Each line of the data below holding the word "JSON" must be copied.

- _Material provided_
┌────────

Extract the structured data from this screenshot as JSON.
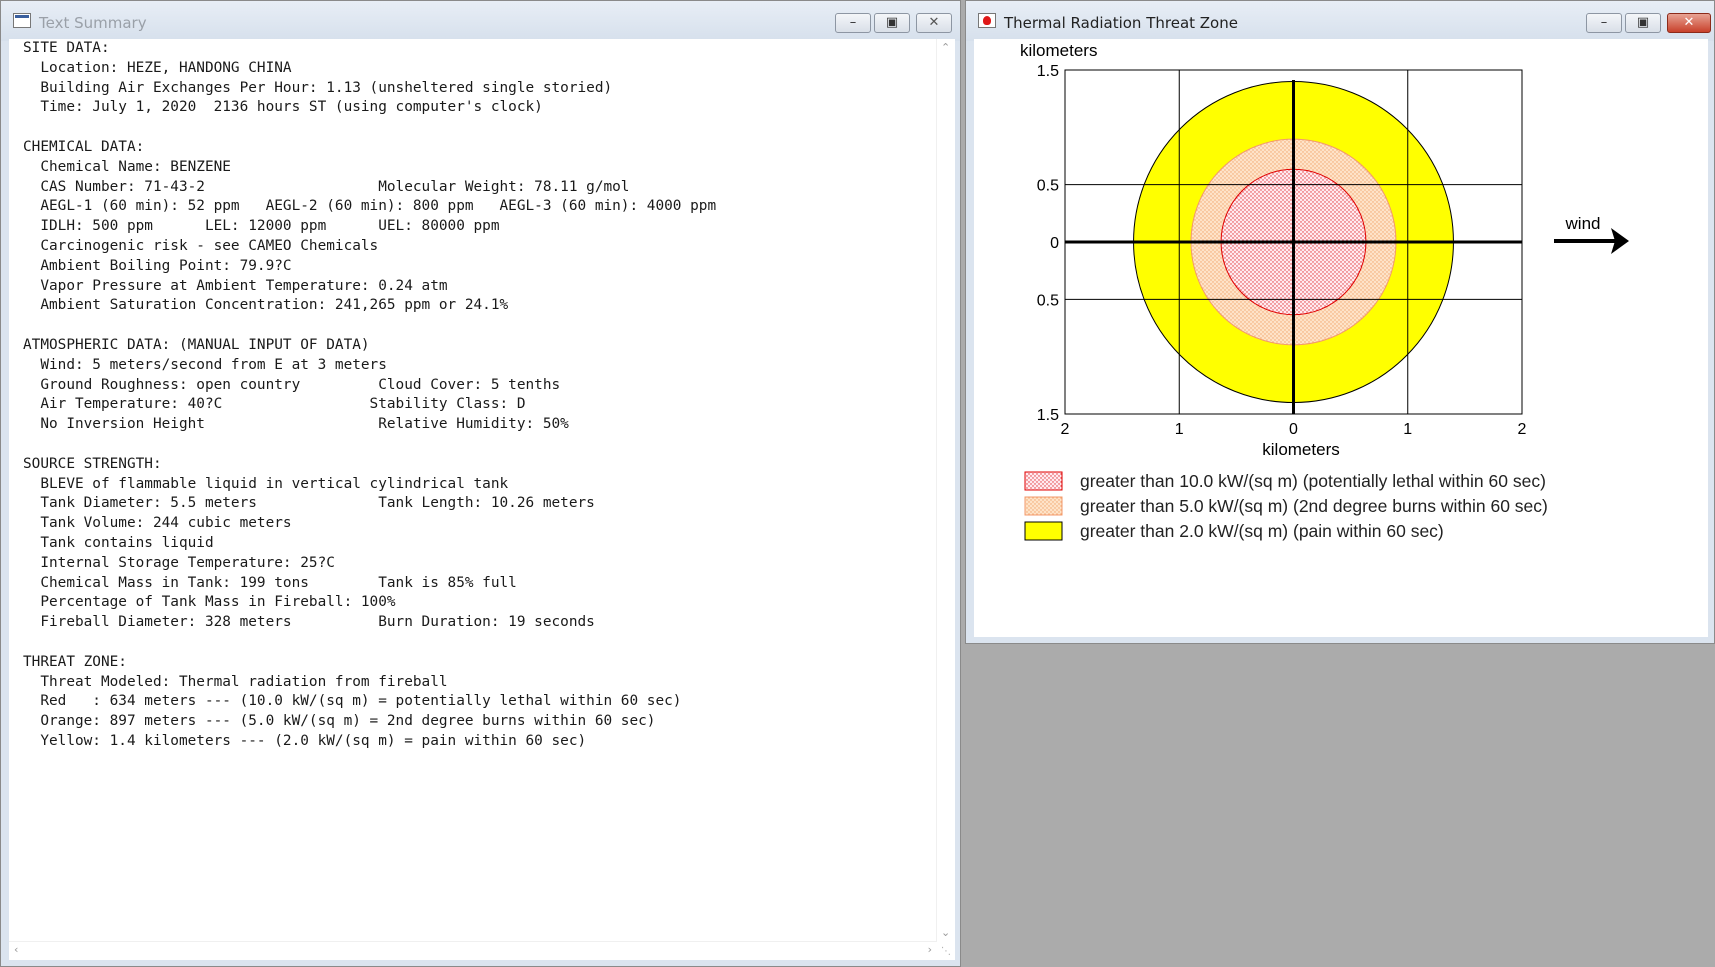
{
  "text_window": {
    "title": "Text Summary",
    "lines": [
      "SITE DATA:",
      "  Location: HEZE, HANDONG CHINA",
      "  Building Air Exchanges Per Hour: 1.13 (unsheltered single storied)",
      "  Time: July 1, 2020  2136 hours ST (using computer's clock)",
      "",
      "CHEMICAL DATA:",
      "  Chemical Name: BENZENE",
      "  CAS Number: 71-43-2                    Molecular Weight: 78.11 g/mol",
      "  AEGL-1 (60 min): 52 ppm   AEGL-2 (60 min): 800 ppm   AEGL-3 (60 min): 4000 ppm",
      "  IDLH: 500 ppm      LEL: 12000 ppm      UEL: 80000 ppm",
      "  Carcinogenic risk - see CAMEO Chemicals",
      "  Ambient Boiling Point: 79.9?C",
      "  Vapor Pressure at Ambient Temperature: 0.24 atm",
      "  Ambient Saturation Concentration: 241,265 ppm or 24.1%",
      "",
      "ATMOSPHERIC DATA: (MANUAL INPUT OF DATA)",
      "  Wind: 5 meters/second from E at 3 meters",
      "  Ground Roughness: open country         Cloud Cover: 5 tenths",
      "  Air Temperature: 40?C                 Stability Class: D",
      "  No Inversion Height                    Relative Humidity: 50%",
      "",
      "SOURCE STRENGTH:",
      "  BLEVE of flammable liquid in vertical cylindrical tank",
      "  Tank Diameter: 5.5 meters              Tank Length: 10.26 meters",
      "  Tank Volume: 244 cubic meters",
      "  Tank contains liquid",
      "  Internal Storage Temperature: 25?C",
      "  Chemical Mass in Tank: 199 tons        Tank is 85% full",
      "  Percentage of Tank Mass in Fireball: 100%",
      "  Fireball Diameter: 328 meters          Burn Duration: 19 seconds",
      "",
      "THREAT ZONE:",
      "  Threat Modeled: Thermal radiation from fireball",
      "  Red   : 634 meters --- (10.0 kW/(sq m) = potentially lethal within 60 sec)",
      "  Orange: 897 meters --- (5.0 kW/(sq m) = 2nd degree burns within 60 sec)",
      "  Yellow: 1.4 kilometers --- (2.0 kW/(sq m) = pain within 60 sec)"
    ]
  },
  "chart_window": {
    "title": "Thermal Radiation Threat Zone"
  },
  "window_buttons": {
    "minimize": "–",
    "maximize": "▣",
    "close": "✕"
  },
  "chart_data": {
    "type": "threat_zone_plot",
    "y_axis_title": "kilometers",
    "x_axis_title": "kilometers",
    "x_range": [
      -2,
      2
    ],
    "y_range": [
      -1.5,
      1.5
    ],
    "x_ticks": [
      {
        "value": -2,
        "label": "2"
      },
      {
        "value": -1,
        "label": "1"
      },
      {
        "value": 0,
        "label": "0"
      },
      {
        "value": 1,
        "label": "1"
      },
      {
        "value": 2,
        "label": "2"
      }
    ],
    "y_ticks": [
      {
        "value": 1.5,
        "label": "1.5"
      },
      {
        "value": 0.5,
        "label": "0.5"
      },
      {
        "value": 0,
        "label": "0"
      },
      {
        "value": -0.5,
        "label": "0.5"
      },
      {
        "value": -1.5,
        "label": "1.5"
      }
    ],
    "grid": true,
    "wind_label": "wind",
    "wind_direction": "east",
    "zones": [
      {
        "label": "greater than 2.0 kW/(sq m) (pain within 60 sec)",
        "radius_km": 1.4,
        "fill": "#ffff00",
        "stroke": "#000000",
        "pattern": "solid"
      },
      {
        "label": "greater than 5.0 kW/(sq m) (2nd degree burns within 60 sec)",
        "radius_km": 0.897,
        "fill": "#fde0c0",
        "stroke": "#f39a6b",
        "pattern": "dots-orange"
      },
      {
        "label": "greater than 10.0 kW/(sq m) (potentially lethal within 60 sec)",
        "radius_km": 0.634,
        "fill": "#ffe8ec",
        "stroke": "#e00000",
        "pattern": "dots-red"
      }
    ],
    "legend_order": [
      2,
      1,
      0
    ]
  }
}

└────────
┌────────

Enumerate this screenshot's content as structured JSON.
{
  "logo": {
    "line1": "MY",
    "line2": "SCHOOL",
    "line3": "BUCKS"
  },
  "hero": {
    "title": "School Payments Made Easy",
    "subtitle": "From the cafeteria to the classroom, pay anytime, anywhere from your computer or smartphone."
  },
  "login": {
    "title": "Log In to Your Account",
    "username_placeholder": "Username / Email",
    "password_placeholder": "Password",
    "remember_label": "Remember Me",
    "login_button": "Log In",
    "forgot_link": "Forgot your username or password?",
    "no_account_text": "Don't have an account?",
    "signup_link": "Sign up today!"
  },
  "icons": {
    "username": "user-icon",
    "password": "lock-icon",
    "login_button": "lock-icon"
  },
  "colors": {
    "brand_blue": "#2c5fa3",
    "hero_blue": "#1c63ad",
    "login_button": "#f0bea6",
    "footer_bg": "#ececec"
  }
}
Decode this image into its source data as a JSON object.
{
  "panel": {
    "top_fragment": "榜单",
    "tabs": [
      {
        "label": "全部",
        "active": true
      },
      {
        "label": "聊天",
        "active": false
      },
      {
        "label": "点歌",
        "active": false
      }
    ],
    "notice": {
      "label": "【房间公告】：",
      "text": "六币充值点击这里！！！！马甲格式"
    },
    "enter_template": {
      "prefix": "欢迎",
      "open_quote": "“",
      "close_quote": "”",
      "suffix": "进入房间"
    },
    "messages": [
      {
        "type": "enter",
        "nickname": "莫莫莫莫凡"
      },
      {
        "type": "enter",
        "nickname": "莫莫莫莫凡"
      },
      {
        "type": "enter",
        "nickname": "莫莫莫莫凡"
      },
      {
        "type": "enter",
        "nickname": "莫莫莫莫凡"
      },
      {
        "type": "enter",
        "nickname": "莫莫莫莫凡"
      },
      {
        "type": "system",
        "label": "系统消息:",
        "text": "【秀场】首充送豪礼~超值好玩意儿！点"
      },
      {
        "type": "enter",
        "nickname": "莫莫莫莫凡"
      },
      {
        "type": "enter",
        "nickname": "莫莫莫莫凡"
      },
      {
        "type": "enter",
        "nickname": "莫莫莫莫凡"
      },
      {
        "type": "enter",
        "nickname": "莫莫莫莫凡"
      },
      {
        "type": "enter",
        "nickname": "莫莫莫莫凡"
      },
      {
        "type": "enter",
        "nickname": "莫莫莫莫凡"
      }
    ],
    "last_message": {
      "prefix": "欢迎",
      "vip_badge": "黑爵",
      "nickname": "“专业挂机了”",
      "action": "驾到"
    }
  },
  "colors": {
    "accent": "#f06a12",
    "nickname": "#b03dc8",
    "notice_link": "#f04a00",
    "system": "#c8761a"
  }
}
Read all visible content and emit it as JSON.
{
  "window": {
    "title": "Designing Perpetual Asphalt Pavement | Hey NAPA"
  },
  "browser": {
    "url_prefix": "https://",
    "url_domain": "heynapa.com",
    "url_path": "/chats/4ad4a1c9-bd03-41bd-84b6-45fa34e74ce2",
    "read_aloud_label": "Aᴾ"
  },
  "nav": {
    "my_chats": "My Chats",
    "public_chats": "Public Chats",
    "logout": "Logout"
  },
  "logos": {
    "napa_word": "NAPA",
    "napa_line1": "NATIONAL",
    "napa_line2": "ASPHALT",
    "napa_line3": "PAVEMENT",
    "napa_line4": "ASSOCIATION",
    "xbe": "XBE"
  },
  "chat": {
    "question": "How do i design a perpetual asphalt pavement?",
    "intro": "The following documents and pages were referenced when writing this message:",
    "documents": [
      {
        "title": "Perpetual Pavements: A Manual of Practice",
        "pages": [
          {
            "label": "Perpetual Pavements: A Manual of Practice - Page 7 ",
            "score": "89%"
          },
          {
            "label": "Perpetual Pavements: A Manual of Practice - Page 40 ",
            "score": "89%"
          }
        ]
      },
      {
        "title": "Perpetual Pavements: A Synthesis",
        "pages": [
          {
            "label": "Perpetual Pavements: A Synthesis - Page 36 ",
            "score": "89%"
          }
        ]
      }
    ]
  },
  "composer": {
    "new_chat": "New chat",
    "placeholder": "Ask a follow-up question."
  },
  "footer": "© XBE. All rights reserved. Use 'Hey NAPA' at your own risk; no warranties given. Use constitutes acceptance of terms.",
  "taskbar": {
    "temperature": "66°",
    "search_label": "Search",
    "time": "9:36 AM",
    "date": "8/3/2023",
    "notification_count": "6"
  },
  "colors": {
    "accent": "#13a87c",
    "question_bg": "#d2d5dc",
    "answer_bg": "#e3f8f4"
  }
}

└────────
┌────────

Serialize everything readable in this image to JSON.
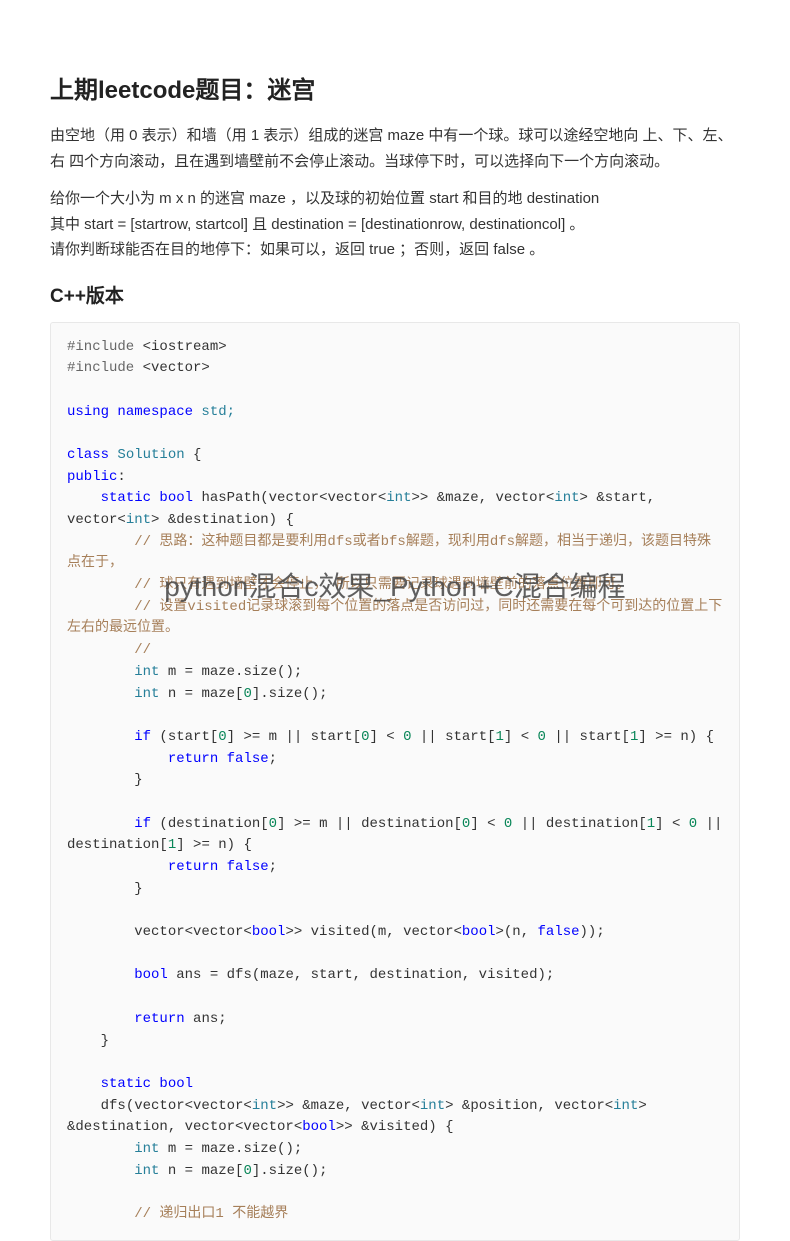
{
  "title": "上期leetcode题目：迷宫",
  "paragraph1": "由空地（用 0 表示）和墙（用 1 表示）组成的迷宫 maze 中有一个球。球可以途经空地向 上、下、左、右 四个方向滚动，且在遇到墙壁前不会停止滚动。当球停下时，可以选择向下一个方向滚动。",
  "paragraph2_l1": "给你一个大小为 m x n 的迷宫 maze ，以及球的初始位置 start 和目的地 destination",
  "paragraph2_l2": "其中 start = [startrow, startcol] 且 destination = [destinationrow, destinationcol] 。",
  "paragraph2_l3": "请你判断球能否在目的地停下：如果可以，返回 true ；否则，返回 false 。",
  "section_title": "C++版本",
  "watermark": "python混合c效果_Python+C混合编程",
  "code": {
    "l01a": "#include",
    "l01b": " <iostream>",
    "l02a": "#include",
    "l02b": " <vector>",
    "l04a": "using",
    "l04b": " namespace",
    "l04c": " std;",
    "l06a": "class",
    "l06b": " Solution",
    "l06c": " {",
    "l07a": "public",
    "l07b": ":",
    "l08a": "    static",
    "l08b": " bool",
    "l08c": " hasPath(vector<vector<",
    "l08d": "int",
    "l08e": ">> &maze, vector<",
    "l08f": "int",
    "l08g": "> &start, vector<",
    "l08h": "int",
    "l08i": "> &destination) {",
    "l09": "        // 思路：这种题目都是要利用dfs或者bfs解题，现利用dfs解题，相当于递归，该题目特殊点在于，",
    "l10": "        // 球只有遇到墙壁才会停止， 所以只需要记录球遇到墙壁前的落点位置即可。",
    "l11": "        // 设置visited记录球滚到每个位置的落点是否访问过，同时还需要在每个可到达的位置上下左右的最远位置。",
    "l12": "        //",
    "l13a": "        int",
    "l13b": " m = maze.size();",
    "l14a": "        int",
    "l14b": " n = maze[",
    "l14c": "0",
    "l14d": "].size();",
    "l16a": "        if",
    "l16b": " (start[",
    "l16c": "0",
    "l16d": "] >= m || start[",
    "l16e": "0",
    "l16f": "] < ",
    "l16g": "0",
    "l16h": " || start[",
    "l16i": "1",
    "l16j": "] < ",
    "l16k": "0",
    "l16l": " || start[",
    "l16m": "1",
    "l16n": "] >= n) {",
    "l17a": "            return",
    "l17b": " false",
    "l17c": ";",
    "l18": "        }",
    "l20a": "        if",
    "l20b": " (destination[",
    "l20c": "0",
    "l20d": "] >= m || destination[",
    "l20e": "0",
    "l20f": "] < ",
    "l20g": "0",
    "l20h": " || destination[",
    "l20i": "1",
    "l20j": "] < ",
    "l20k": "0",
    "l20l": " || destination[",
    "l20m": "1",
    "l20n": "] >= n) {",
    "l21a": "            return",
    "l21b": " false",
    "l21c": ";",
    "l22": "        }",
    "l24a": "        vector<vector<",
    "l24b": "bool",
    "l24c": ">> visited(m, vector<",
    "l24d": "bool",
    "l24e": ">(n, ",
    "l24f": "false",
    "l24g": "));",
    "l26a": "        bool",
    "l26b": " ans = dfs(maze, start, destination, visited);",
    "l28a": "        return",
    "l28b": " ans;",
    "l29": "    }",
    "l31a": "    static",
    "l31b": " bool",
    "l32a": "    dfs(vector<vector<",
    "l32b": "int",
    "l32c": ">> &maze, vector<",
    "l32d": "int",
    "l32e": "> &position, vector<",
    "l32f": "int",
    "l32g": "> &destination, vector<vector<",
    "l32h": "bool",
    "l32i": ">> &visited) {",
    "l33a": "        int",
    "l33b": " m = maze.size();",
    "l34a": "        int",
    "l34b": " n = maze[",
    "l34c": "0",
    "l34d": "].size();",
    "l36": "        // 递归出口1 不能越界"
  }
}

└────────

- _Written solution_
Extract the structured data from this screenshot as JSON.
Enumerate this screenshot's content as structured JSON.
Decode this image into its source data as a JSON object.
Read all visible content and emit it as JSON.
Serialize everything readable in this image to JSON.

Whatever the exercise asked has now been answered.